An Ellipse:

- Kepler’s working notes show that he thought he must have made an error when he first made his measurements. Not until late in his process of discovery did he abandon the idea of a circular orbit for Mars.

- "My first error," he relates, "was to suppose that the path of the planet is a perfect circle, a supposition that was all the more noxious a thief of time the more it was endowed with the authority of all philosophers, and the more convenient it was for metaphysics in particular.

- “Clearly, then, [what is to be said] is this: the orbit of the planet is not a circle, but comes in gradually on both sides and returns again to the circle’s distance at perigee. They are accustomed to call the shape of this sort of path an oval.”

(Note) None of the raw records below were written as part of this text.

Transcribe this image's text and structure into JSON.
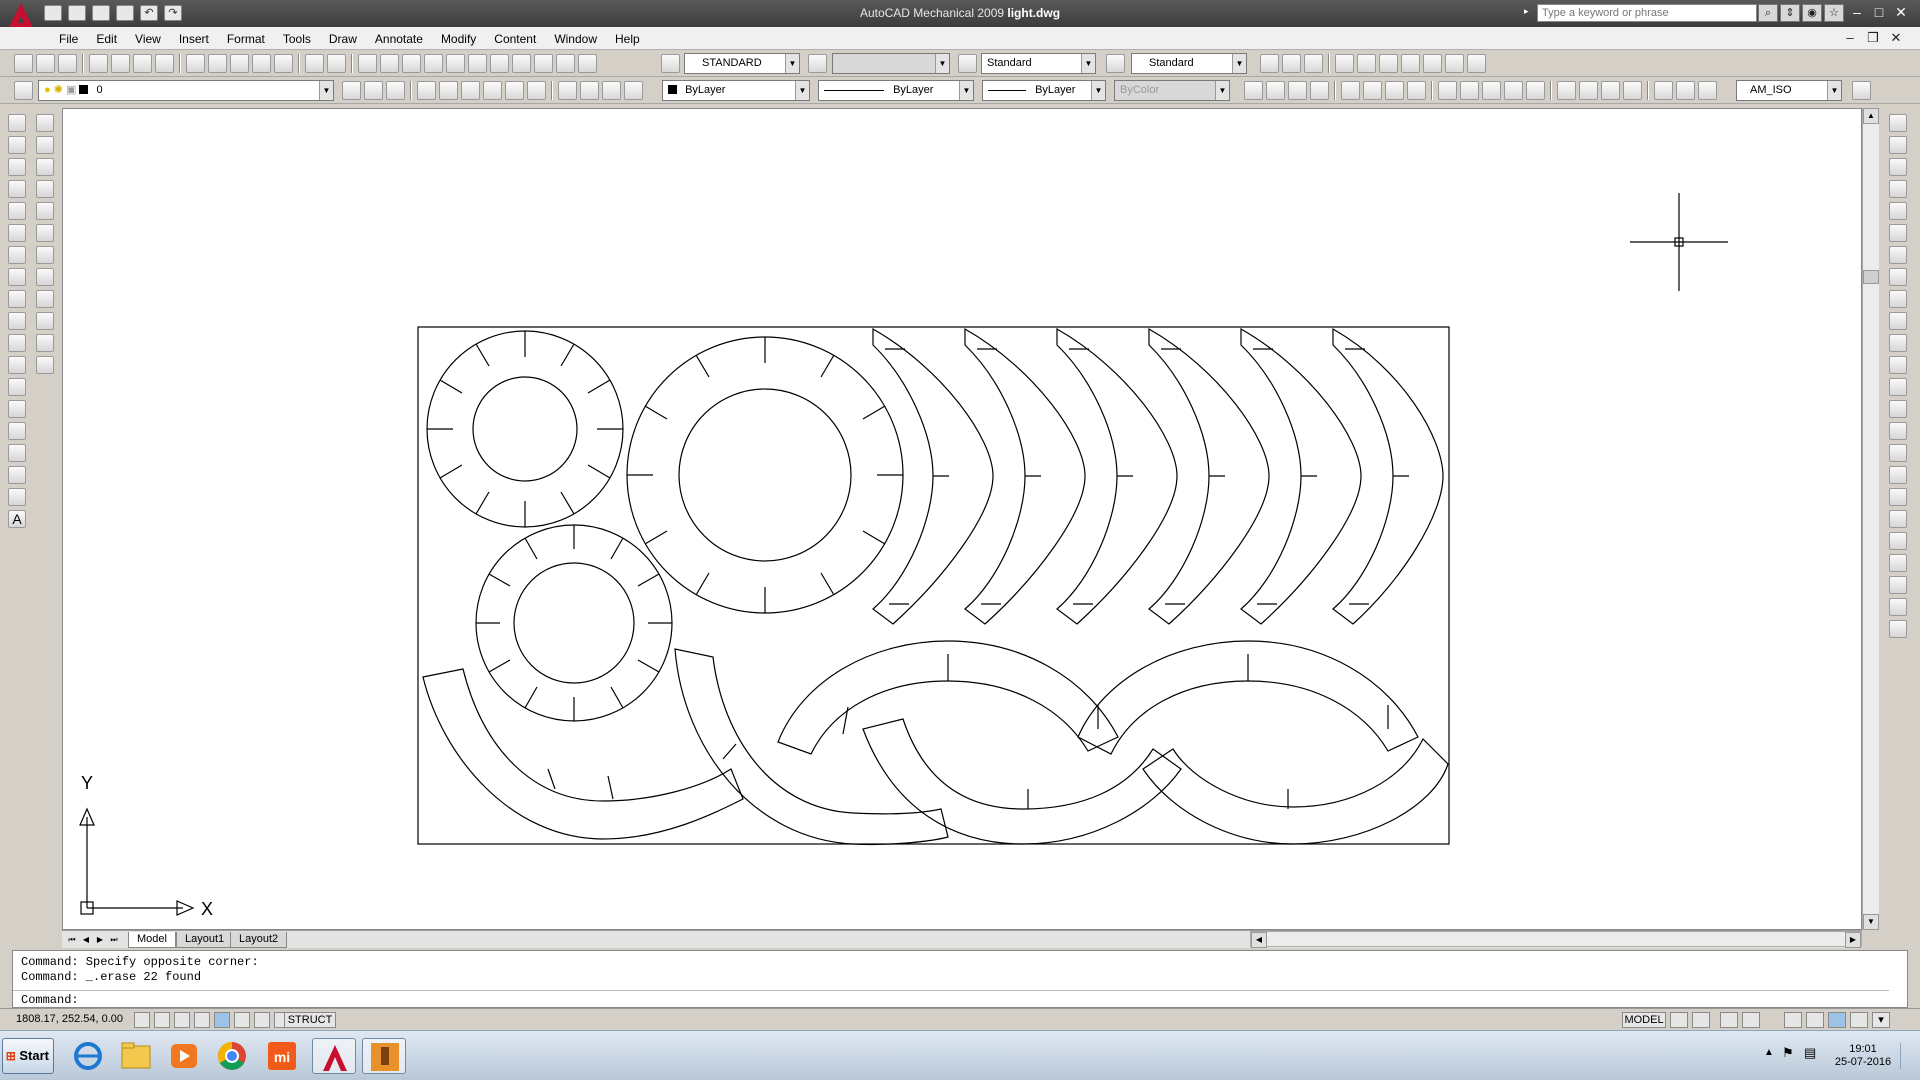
{
  "window": {
    "app_name": "AutoCAD Mechanical 2009",
    "file_name": "light.dwg",
    "search_placeholder": "Type a keyword or phrase"
  },
  "menu": [
    "File",
    "Edit",
    "View",
    "Insert",
    "Format",
    "Tools",
    "Draw",
    "Annotate",
    "Modify",
    "Content",
    "Window",
    "Help"
  ],
  "toolbar": {
    "text_style": "STANDARD",
    "dim_style": "",
    "table_style": "Standard",
    "multileader_style": "Standard",
    "layer": "0",
    "color": "ByLayer",
    "linetype": "ByLayer",
    "lineweight": "ByLayer",
    "plot_style": "ByColor",
    "dim_standard": "AM_ISO"
  },
  "ucs": {
    "y_label": "Y",
    "x_label": "X"
  },
  "tabs": {
    "model": "Model",
    "layout1": "Layout1",
    "layout2": "Layout2"
  },
  "command": {
    "history": [
      "Command: Specify opposite corner:",
      "Command: _.erase 22 found"
    ],
    "prompt": "Command:"
  },
  "status": {
    "coordinates": "1808.17, 252.54, 0.00",
    "struct": "STRUCT",
    "model": "MODEL"
  },
  "taskbar": {
    "start": "Start",
    "time": "19:01",
    "date": "25-07-2016",
    "apps": [
      "internet-explorer",
      "file-explorer",
      "media-player",
      "chrome",
      "mi",
      "autocad-mechanical",
      "inventor-pro"
    ]
  },
  "colors": {
    "titlebar": "#3c3c3c",
    "canvas": "#ffffff",
    "autocad_red": "#c8102e"
  }
}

- This is Good Data – 10 orbital periods
- The Y-axis (basically the position of Mars) has a large amplitude – easy to measure
- In real life, the “eccentricity” of Mars orbit is 9% - after 10 orbital periods (20 years of data) the difference between a perfect circle and an ellipse is pretty clear

Eccentricity of Mars orbit means variations in Earth-Mars distance at opposition

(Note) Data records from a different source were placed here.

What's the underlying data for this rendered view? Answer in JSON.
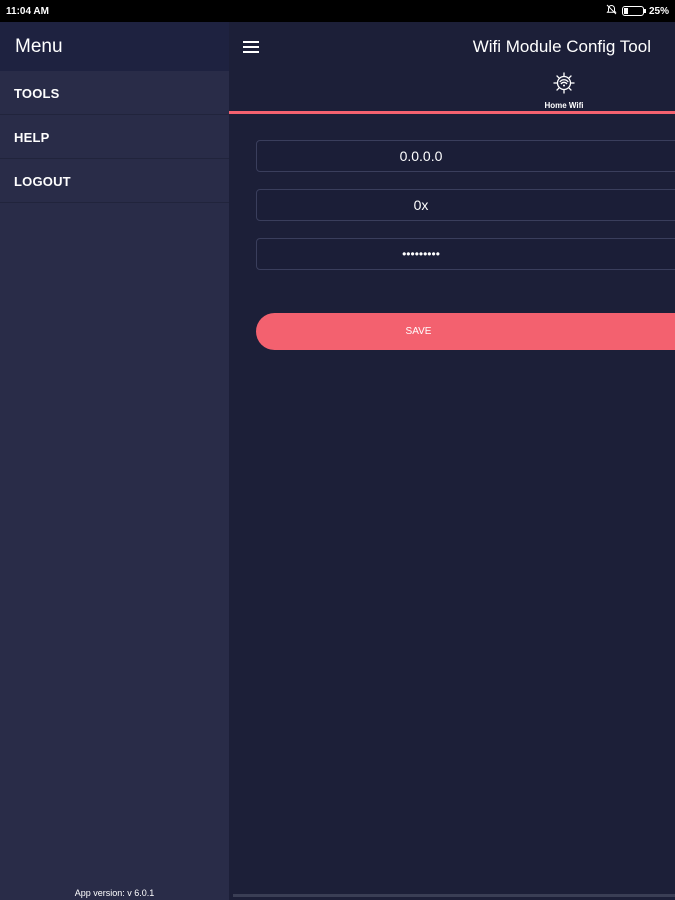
{
  "statusbar": {
    "time": "11:04 AM",
    "battery": "25%",
    "battery_level": 0.25
  },
  "drawer": {
    "title": "Menu",
    "items": [
      {
        "label": "TOOLS"
      },
      {
        "label": "HELP"
      },
      {
        "label": "LOGOUT"
      }
    ],
    "version": "App version: v 6.0.1"
  },
  "appbar": {
    "title": "Wifi Module Config Tool",
    "tab_label": "Home Wifi"
  },
  "form": {
    "ip_value": "0.0.0.0",
    "hex_value": "0x",
    "password_value": "•••••••••",
    "save_label": "SAVE"
  },
  "colors": {
    "accent": "#f3616f",
    "background": "#1c1f38",
    "drawer": "#292c48"
  }
}
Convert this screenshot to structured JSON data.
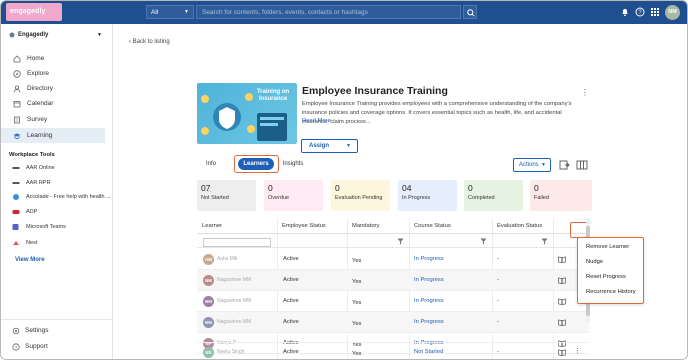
{
  "topbar": {
    "logo": "engagedly",
    "scope_label": "All",
    "search_placeholder": "Search for contents, folders, events, contacts or hashtags",
    "user_initials": "NM",
    "colors": {
      "bar": "#1f4f8f",
      "accent": "#1f5fb6"
    }
  },
  "sidebar": {
    "org_name": "Engagedly",
    "items": [
      {
        "label": "Home",
        "icon": "home-icon"
      },
      {
        "label": "Explore",
        "icon": "compass-icon"
      },
      {
        "label": "Directory",
        "icon": "people-icon"
      },
      {
        "label": "Calendar",
        "icon": "calendar-icon"
      },
      {
        "label": "Survey",
        "icon": "survey-icon"
      },
      {
        "label": "Learning",
        "icon": "graduation-cap-icon",
        "active": true
      }
    ],
    "workplace_tools_title": "Workplace Tools",
    "tools": [
      {
        "label": "AAR Online",
        "icon": "aar-online-icon"
      },
      {
        "label": "AAR RPR",
        "icon": "aar-rpr-icon"
      },
      {
        "label": "Accolade - Free help with health ...",
        "icon": "accolade-icon"
      },
      {
        "label": "ADP",
        "icon": "adp-icon"
      },
      {
        "label": "Microsoft Teams",
        "icon": "teams-icon"
      },
      {
        "label": "Nest",
        "icon": "nest-icon"
      }
    ],
    "view_more": "View More",
    "bottom": [
      {
        "label": "Settings",
        "icon": "gear-icon"
      },
      {
        "label": "Support",
        "icon": "help-icon"
      }
    ]
  },
  "main": {
    "back_label": "Back to listing",
    "training": {
      "thumbnail_text": "Training on Insurance",
      "title": "Employee Insurance Training",
      "description": "Employee Insurance Training provides employees with a comprehensive understanding of the company's insurance policies and coverage options. It covers essential topics such as health, life, and accidental insurance; claim process...",
      "read_more": "Read More",
      "assign_label": "Assign"
    },
    "tabs": [
      {
        "label": "Info",
        "selected": false
      },
      {
        "label": "Learners",
        "selected": true
      },
      {
        "label": "Insights",
        "selected": false
      }
    ],
    "actions_label": "Actions",
    "stats": [
      {
        "count": "07",
        "label": "Not Started",
        "color": "#eeeeee"
      },
      {
        "count": "0",
        "label": "Overdue",
        "color": "#fdeaf3"
      },
      {
        "count": "0",
        "label": "Evaluation Pending",
        "color": "#fdf5dc"
      },
      {
        "count": "04",
        "label": "In Progress",
        "color": "#e6eefb"
      },
      {
        "count": "0",
        "label": "Completed",
        "color": "#e6f3e3"
      },
      {
        "count": "0",
        "label": "Failed",
        "color": "#fde9e7"
      }
    ],
    "table": {
      "headers": [
        "Learner",
        "Employee Status",
        "Mandatory",
        "Course Status",
        "Evaluation Status"
      ],
      "rows": [
        {
          "initials": "AM",
          "name": "Ashu Mili",
          "employee_status": "Active",
          "mandatory": "Yes",
          "course_status": "In Progress",
          "evaluation_status": "-",
          "avatar_color": "#c7a98d"
        },
        {
          "initials": "NM",
          "name": "Nagashree MM",
          "employee_status": "Active",
          "mandatory": "Yes",
          "course_status": "In Progress",
          "evaluation_status": "-",
          "avatar_color": "#b98a8a"
        },
        {
          "initials": "NM",
          "name": "Nagashree MM",
          "employee_status": "Active",
          "mandatory": "Yes",
          "course_status": "In Progress",
          "evaluation_status": "-",
          "avatar_color": "#9d7ea4"
        },
        {
          "initials": "NM",
          "name": "Nagashree MM",
          "employee_status": "Active",
          "mandatory": "Yes",
          "course_status": "In Progress",
          "evaluation_status": "-",
          "avatar_color": "#8d94b5"
        },
        {
          "initials": "NP",
          "name": "Nanya P",
          "employee_status": "Active",
          "mandatory": "Yes",
          "course_status": "In Progress",
          "evaluation_status": "-",
          "avatar_color": "#b58aa0"
        },
        {
          "initials": "NS",
          "name": "Neetu Singh",
          "employee_status": "Active",
          "mandatory": "Yes",
          "course_status": "Not Started",
          "evaluation_status": "-",
          "avatar_color": "#8fc0a8"
        }
      ]
    },
    "row_menu": [
      "Remove Learner",
      "Nudge",
      "Reset Progress",
      "Recurrence History"
    ]
  }
}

- Due to gravitational interactions with Jupiter so that Orbits change (but slowly)
- Kepler got “lucky” to be alive at time of maximum eccentricity

Kepler’s Second Law – Equal areas in Equal Times

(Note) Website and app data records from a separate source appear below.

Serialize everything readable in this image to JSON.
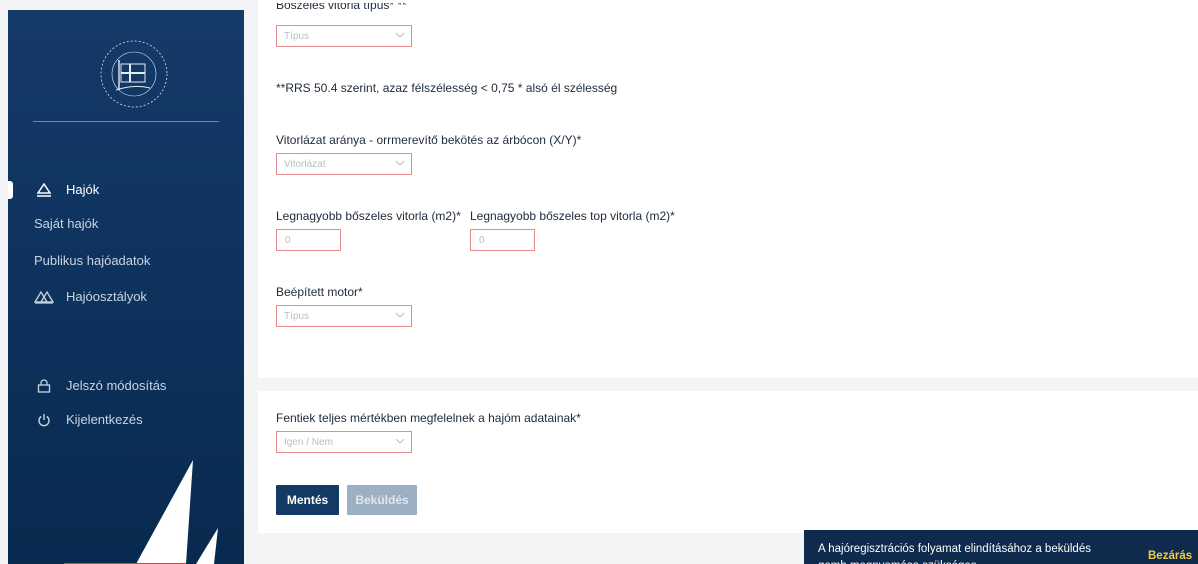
{
  "sidebar": {
    "nav": {
      "boats": "Hajók",
      "own_boats": "Saját hajók",
      "public_boat_data": "Publikus hajóadatok",
      "boat_classes": "Hajóosztályok",
      "change_password": "Jelszó módosítás",
      "logout": "Kijelentkezés"
    }
  },
  "form": {
    "spinnaker_type_label": "Bőszeles vitorla típus* **",
    "spinnaker_type_placeholder": "Típus",
    "rrs_note": "**RRS 50.4 szerint, azaz félszélesség < 0,75 * alsó él szélesség",
    "rig_ratio_label": "Vitorlázat aránya - orrmerevítő bekötés az árbócon (X/Y)*",
    "rig_ratio_placeholder": "Vitorlázat",
    "max_spinnaker_label": "Legnagyobb bőszeles vitorla (m2)*",
    "max_spinnaker_value": "0",
    "max_top_spinnaker_label": "Legnagyobb bőszeles top vitorla (m2)*",
    "max_top_spinnaker_value": "0",
    "engine_label": "Beépített motor*",
    "engine_placeholder": "Típus"
  },
  "confirm": {
    "label": "Fentiek teljes mértékben megfelelnek a hajóm adatainak*",
    "placeholder": "Igen / Nem",
    "save_button": "Mentés",
    "submit_button": "Beküldés"
  },
  "toast": {
    "message": "A hajóregisztrációs folyamat elindításához a beküldés gomb megnyomása szükséges.",
    "close_label": "Bezárás"
  },
  "colors": {
    "sidebar": "#0e335e",
    "primary_button": "#143a66",
    "disabled_button": "#9db0c3",
    "field_border": "#e58b8b",
    "toast_accent": "#f2c94c"
  }
}
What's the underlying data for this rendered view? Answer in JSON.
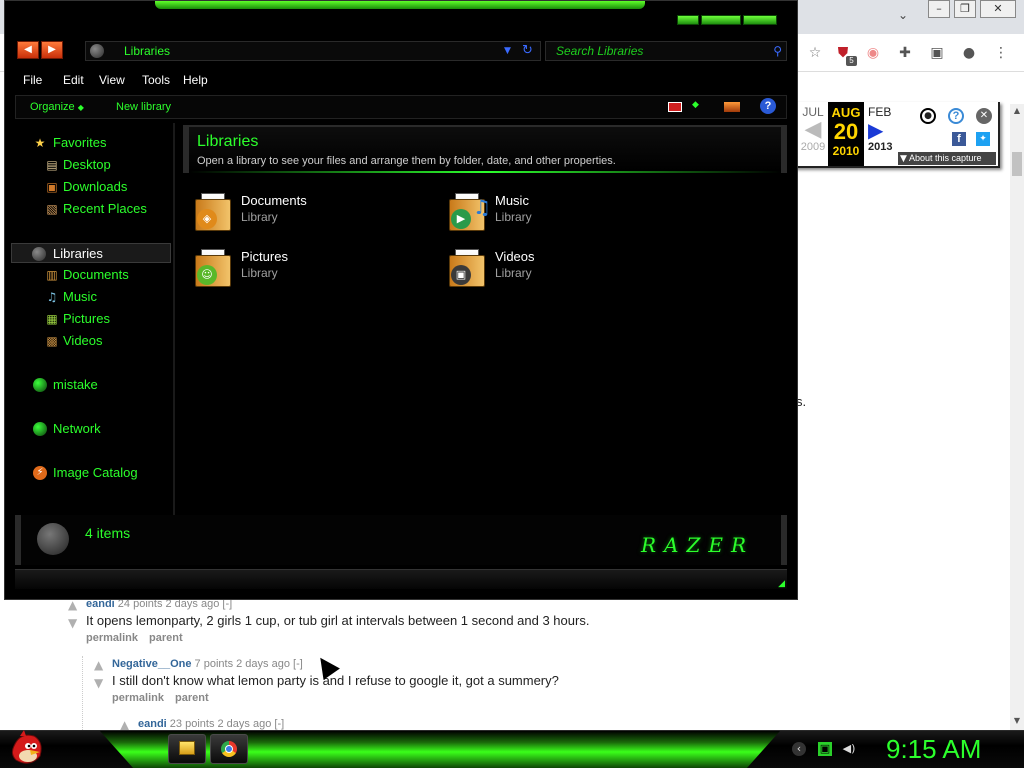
{
  "browser": {
    "tab_overflow_icon": "chevron-down-icon",
    "window_controls": [
      "minimize-icon",
      "restore-icon",
      "close-icon"
    ],
    "extension_badge": "5",
    "page_fragment": "s.",
    "wayback": {
      "prev_month": "JUL",
      "prev_year": "2009",
      "cur_month": "AUG",
      "cur_day": "20",
      "cur_year": "2010",
      "next_month": "FEB",
      "next_year": "2013",
      "about_label": "About this capture"
    }
  },
  "comments": [
    {
      "author": "eandi",
      "meta": "24 points 2 days ago",
      "collapse": "[-]",
      "text": "It opens lemonparty, 2 girls 1 cup, or tub girl at intervals between 1 second and 3 hours.",
      "links": [
        "permalink",
        "parent"
      ]
    },
    {
      "author": "Negative__One",
      "meta": "7 points 2 days ago",
      "collapse": "[-]",
      "text": "I still don't know what lemon party is and I refuse to google it, got a summery?",
      "links": [
        "permalink",
        "parent"
      ]
    },
    {
      "author": "eandi",
      "meta": "23 points 2 days ago",
      "collapse": "[-]"
    }
  ],
  "explorer": {
    "address": "Libraries",
    "search_placeholder": "Search Libraries",
    "menu": [
      "File",
      "Edit",
      "View",
      "Tools",
      "Help"
    ],
    "toolbar": {
      "organize": "Organize",
      "new_library": "New library"
    },
    "nav": {
      "favorites": "Favorites",
      "desktop": "Desktop",
      "downloads": "Downloads",
      "recent_places": "Recent Places",
      "libraries": "Libraries",
      "documents": "Documents",
      "music": "Music",
      "pictures": "Pictures",
      "videos": "Videos",
      "mistake": "mistake",
      "network": "Network",
      "image_catalog": "Image Catalog"
    },
    "header": {
      "title": "Libraries",
      "subtitle": "Open a library to see your files and arrange them by folder, date, and other properties."
    },
    "libraries": [
      {
        "name": "Documents",
        "type": "Library"
      },
      {
        "name": "Music",
        "type": "Library"
      },
      {
        "name": "Pictures",
        "type": "Library"
      },
      {
        "name": "Videos",
        "type": "Library"
      }
    ],
    "details": {
      "count": "4 items",
      "logo": "RAZER"
    },
    "accent": "#2cff2c"
  },
  "taskbar": {
    "clock": "9:15 AM",
    "accent": "#3aff1a"
  }
}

This requires the planet to move fastest when its closest to the sun

- Is there a relation between orbital period and distance from the sun.?
- If Planet A is twice as far away as Planet B from the sun and both have the same orbital velocity around the sun, then Planet B takes twice as long to orbit the sun (since the circumference is twice as big) as Planet A
- This disagrees with both Tycho’s data and Kepler’s own second law which shows the orbital velocity is not constant

- From extant data, Kepler establishes the proportionality:

P = orbital period measured in units of years

A = orbital distance, measured in units of AU (1 AU = 1

Astronomical Unit = distance from the Earth to the Sun

- Why his third law (the harmonic law) actually works – he just knows it agrees with the data
- Example Calculation

Kepler’s Laws are a purely empirical and precise description of the orbits of the planets

But, he has no dynamical basis for understanding why these laws exist.